• **Given data**

■ ■ ■ ■ ■

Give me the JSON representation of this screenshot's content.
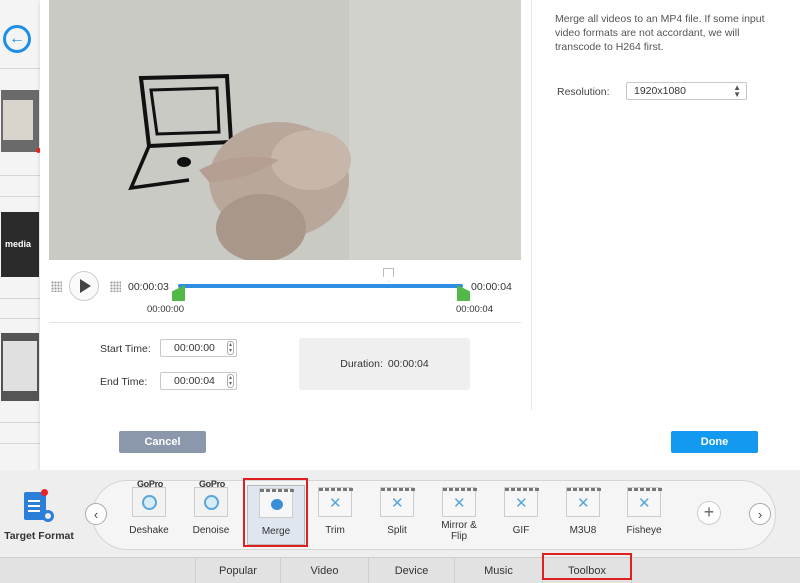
{
  "background": {
    "thumb_text": "media"
  },
  "dialog": {
    "merge_description": "Merge all videos to an MP4 file. If some input video formats are not accordant, we will transcode to H264 first.",
    "resolution_label": "Resolution:",
    "resolution_value": "1920x1080",
    "current_time": "00:00:03",
    "end_time_top": "00:00:04",
    "range_start": "00:00:00",
    "range_end": "00:00:04",
    "start_time_label": "Start Time:",
    "start_time_value": "00:00:00",
    "end_time_label": "End Time:",
    "end_time_value": "00:00:04",
    "duration_label": "Duration:",
    "duration_value": "00:00:04",
    "cancel_label": "Cancel",
    "done_label": "Done"
  },
  "toolbar": {
    "target_format_label": "Target Format",
    "tools": [
      {
        "label": "Deshake",
        "icon": "gopro-deshake-icon",
        "badge": "GoPro"
      },
      {
        "label": "Denoise",
        "icon": "gopro-denoise-icon",
        "badge": "GoPro"
      },
      {
        "label": "Merge",
        "icon": "merge-icon",
        "selected": true
      },
      {
        "label": "Trim",
        "icon": "trim-icon"
      },
      {
        "label": "Split",
        "icon": "split-icon"
      },
      {
        "label": "Mirror & Flip",
        "icon": "mirror-flip-icon"
      },
      {
        "label": "GIF",
        "icon": "gif-icon"
      },
      {
        "label": "M3U8",
        "icon": "m3u8-icon"
      },
      {
        "label": "Fisheye",
        "icon": "fisheye-icon"
      }
    ],
    "tabs": [
      "Popular",
      "Video",
      "Device",
      "Music",
      "Toolbox"
    ],
    "active_tab": "Toolbox"
  },
  "colors": {
    "accent": "#1499f0",
    "timeline": "#2f8ee3",
    "handle": "#52b848",
    "highlight": "#e02020",
    "cancel": "#8b97ab"
  }
}
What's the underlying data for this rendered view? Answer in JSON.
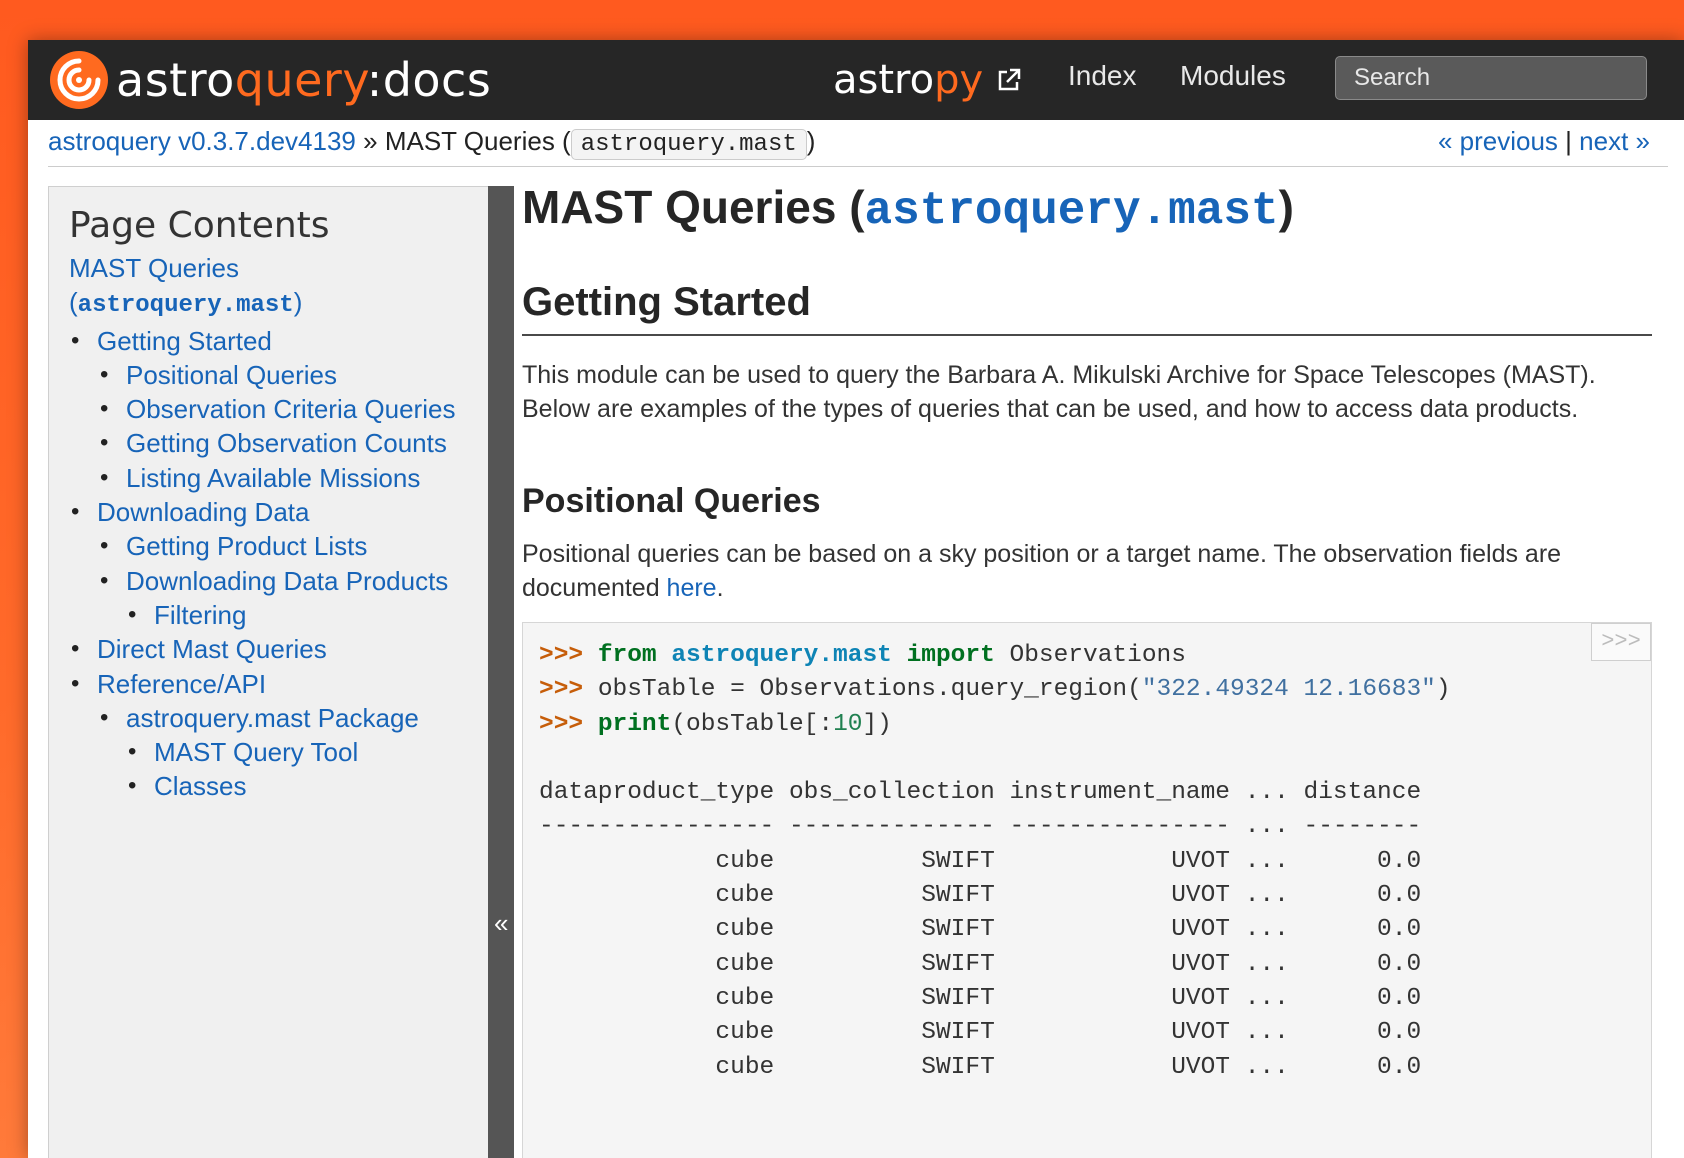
{
  "header": {
    "logo_main": "astro",
    "logo_accent": "query",
    "logo_suffix": ":docs",
    "astropy_main": "astro",
    "astropy_accent": "py",
    "nav_index": "Index",
    "nav_modules": "Modules",
    "search_placeholder": "Search",
    "accent_color": "#ff6a1f"
  },
  "breadcrumb": {
    "version_link": "astroquery v0.3.7.dev4139",
    "separator": "»",
    "current_prefix": "MAST Queries (",
    "current_code": "astroquery.mast",
    "current_suffix": ")",
    "previous": "« previous",
    "divider": "|",
    "next": "next »"
  },
  "sidebar": {
    "title": "Page Contents",
    "top_link": "MAST Queries",
    "top_link_code_open": "(",
    "top_link_code": "astroquery.mast",
    "top_link_code_close": ")",
    "items": [
      {
        "label": "Getting Started",
        "level": 1
      },
      {
        "label": "Positional Queries",
        "level": 2
      },
      {
        "label": "Observation Criteria Queries",
        "level": 2
      },
      {
        "label": "Getting Observation Counts",
        "level": 2
      },
      {
        "label": "Listing Available Missions",
        "level": 2
      },
      {
        "label": "Downloading Data",
        "level": 1
      },
      {
        "label": "Getting Product Lists",
        "level": 2
      },
      {
        "label": "Downloading Data Products",
        "level": 2
      },
      {
        "label": "Filtering",
        "level": 3
      },
      {
        "label": "Direct Mast Queries",
        "level": 1
      },
      {
        "label": "Reference/API",
        "level": 1
      },
      {
        "label": "astroquery.mast Package",
        "level": 2
      },
      {
        "label": "MAST Query Tool",
        "level": 3
      },
      {
        "label": "Classes",
        "level": 3
      }
    ],
    "collapse_glyph": "«"
  },
  "main": {
    "title_text": "MAST Queries (",
    "title_code": "astroquery.mast",
    "title_close": ")",
    "section_title": "Getting Started",
    "intro": "This module can be used to query the Barbara A. Mikulski Archive for Space Telescopes (MAST). Below are examples of the types of queries that can be used, and how to access data products.",
    "subsection_title": "Positional Queries",
    "positional_text": "Positional queries can be based on a sky position or a target name. The observation fields are documented ",
    "positional_link": "here",
    "positional_end": ".",
    "code": {
      "copy_label": ">>>",
      "prompt": ">>>",
      "line1_from": "from",
      "line1_module": "astroquery.mast",
      "line1_import": "import",
      "line1_name": "Observations",
      "line2_pre": "obsTable = Observations.query_region(",
      "line2_string": "\"322.49324 12.16683\"",
      "line2_post": ")",
      "line3_print": "print",
      "line3_pre": "(obsTable[:",
      "line3_num": "10",
      "line3_post": "])",
      "table_header": "dataproduct_type obs_collection instrument_name ... distance",
      "table_rule": "---------------- -------------- --------------- ... --------",
      "table_rows": [
        "            cube          SWIFT            UVOT ...      0.0",
        "            cube          SWIFT            UVOT ...      0.0",
        "            cube          SWIFT            UVOT ...      0.0",
        "            cube          SWIFT            UVOT ...      0.0",
        "            cube          SWIFT            UVOT ...      0.0",
        "            cube          SWIFT            UVOT ...      0.0",
        "            cube          SWIFT            UVOT ...      0.0"
      ]
    }
  }
}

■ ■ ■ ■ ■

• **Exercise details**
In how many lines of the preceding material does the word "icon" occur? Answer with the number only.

• **Answer**
9